Manny also had a good season, despite missing some considerable time with injuries.  He still managed to hit .321/.439/.619 with 35 home runs and 102 RBIs.  He also walked 100 times.  Ramirez was still a very dangerous hitter.

Curt Schilling
Schilling came back from an injury-riddled 2005 season to have a successful year.  He lead the team in ERA (3.97) and went 15-7 at the age of 39.  Schilling also struck out 183 in 204 innings while walking just 28.  It was a pretty good year for the old pitcher.

Kevin Youkilis
In his first full season as a regular, Kevin Youkilis made an impact, batting out of the leadoff spot a lot and playing terrific defense at a new position, first base.  Youkilis had a successful season with the bat too, hitting .279/.381/.429 with 13 home runs, 72 RBIs, and 100 runs.  He displayed some hopeful signs of increased power too, hitting 42 doubles.

Trot Nixon
It was yet another injury-plagued season for Nixon in 2006.  He played in just 114 games, hitting .268/.373/.394 with eight home runs and 52 RBIs.  His injuries meant increased playing time to Willie Harris, Dustan Mohr, and Wily Mo Pena, among others.

Tim Wakefield
Wakefield was another injured star for Boston.  He pitched in just 23 games, starting all of them.  He managed just a 7-11 record with a 4.63 ERA and 90 strikeouts in 140 innings.

Keith Foulke
Foulke came back from a bad year in 2005 to do a decent job as a setup and mop-up man.  He pitched in 44 games, finishing 16 but did not record a save.  His record was 3-1 and he had a 4.35 ERA while striking out 36 and walking just seven in 49.2 innings.

Mike Lowell
Acquired in a massive trade with the Marlins before the season, Lowell did what he does best, hit consistently and play terrific defense.  Lowell had been on the decline in Florida, but found Fenway to his liking by hitting .284/.339/.475 with 20 home runs and 80 RBIs.  He lead the team with 47 doubles.

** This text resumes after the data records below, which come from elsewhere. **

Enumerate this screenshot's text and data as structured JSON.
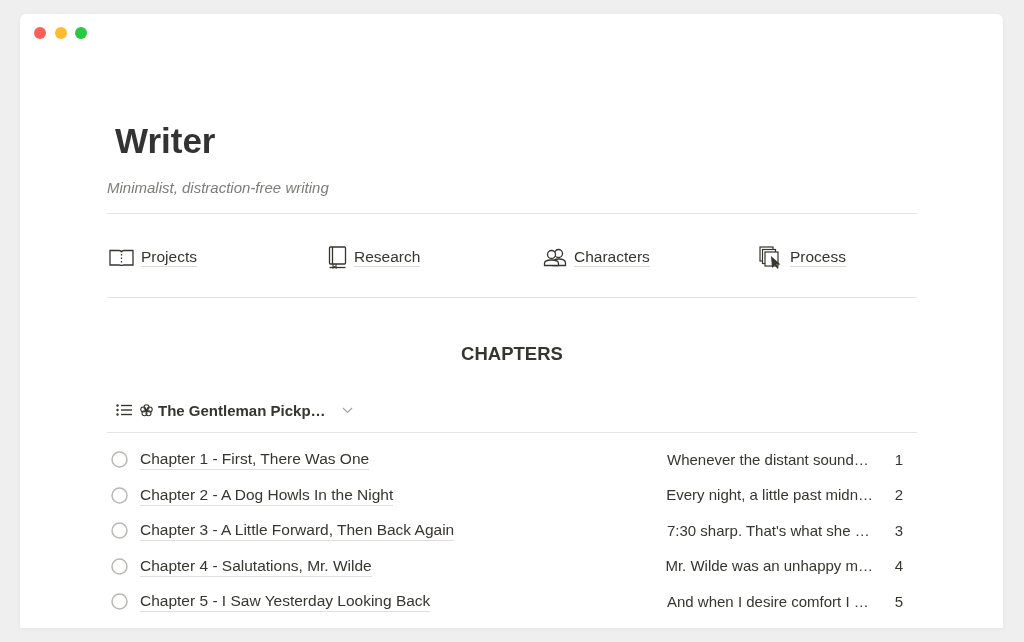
{
  "window": {
    "buttons": [
      {
        "color": "#fe5f57"
      },
      {
        "color": "#febc2e"
      },
      {
        "color": "#28c840"
      }
    ]
  },
  "page": {
    "title": "Writer",
    "subtitle": "Minimalist, distraction-free writing"
  },
  "links": [
    {
      "label": "Projects",
      "kind": "book"
    },
    {
      "label": "Research",
      "kind": "notebook"
    },
    {
      "label": "Characters",
      "kind": "people"
    },
    {
      "label": "Process",
      "kind": "pages"
    }
  ],
  "chapters": {
    "heading": "CHAPTERS",
    "view": {
      "label": "The Gentleman Pickp…"
    },
    "rows": [
      {
        "checked": false,
        "title": "Chapter 1 - First, There Was One",
        "column_2": "Whenever the distant sound…",
        "column_3": "1"
      },
      {
        "checked": false,
        "title": "Chapter 2 - A Dog Howls In the Night",
        "column_2": "Every night, a little past midn…",
        "column_3": "2"
      },
      {
        "checked": false,
        "title": "Chapter 3 - A Little Forward, Then Back Again",
        "column_2": "7:30 sharp. That's what she …",
        "column_3": "3"
      },
      {
        "checked": false,
        "title": "Chapter 4 - Salutations, Mr. Wilde",
        "column_2": "Mr. Wilde was an unhappy m…",
        "column_3": "4"
      },
      {
        "checked": false,
        "title": "Chapter 5 - I Saw Yesterday Looking Back",
        "column_2": "And when I desire comfort I …",
        "column_3": "5"
      }
    ]
  }
}
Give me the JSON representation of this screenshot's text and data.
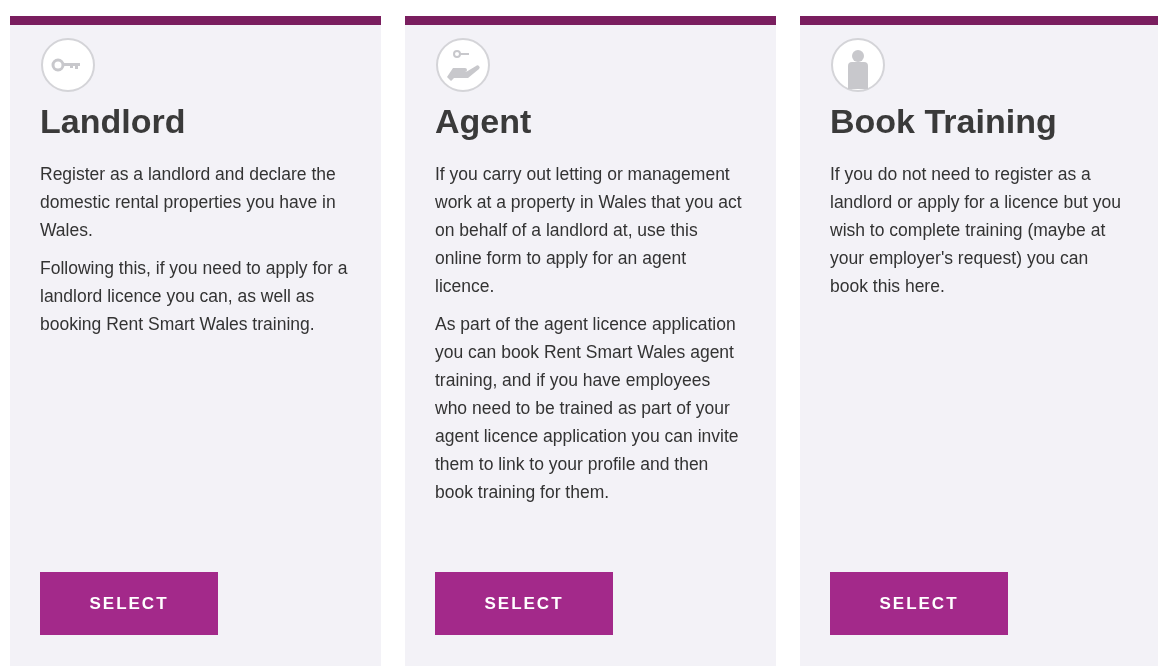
{
  "cards": [
    {
      "title": "Landlord",
      "paragraphs": [
        "Register as a landlord and declare the domestic rental properties you have in Wales.",
        "Following this, if you need to apply for a landlord licence you can, as well as booking Rent Smart Wales training."
      ],
      "button": "SELECT"
    },
    {
      "title": "Agent",
      "paragraphs": [
        "If you carry out letting or management work at a property in Wales that you act on behalf of a landlord at, use this online form to apply for an agent licence.",
        "As part of the agent licence application you can book Rent Smart Wales agent training, and if you have employees who need to be trained as part of your agent licence application you can invite them to link to your profile and then book training for them."
      ],
      "button": "SELECT"
    },
    {
      "title": "Book Training",
      "paragraphs": [
        "If you do not need to register as a landlord or apply for a licence but you wish to complete training (maybe at your employer's request) you can book this here."
      ],
      "button": "SELECT"
    }
  ]
}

Wily Mo Pena
Pena was acquired in a trade with the Reds and was expected to be a bench player for the season but found his way into the lineup due to injuries.  His power was impressive and he was a better hitter than expected but did not walk much and played badly in the field.  He hit .301/.349/.489 with 11 home runs and 42 RBIs.

Mark Loretta
Another player acquired in a trade, Loretta came over from the Padres and played so well to start the season that he was voted the starting second-baseman in the All Star game, beating out Robinson Cano of the Yankees.  Loretta hit .285/.345/.361 and lead the team with 181 hits.  Loretta also played great defense.


Jonathan Papelbon
What a terrific season.  Papelbon finished second in the Rookie of the Year vote and could have won it had he not gone down with an injury over the final month.  He made the All Star team though and had one of the greatest seasons as a closer in Red Sox history.  Papelbon saved 35 games and had an outstanding ERA of 0.92 while striking out 75 in 68.1 innings.

Coco Crisp
Crisp was another big trade acquisition and looked ready to have a huge season in Spring Training.  Unfortunately, an injury derailed his season.  When he came back, he was not the player he was expected to be, hitting just .264/.317/.385 with eight home runs, 36 RBIs.  He did steal 22 bases though and was outstanding in the field.

Josh Beckett
Beckett was picked up in the same trade as Mike Lowell and was expected to become the ace of the staff.  He did lead the team with 16 wins, but he lost 11 and had an ERA of 5.01.  Not the numbers that were expected.

No comments:

Post a Comment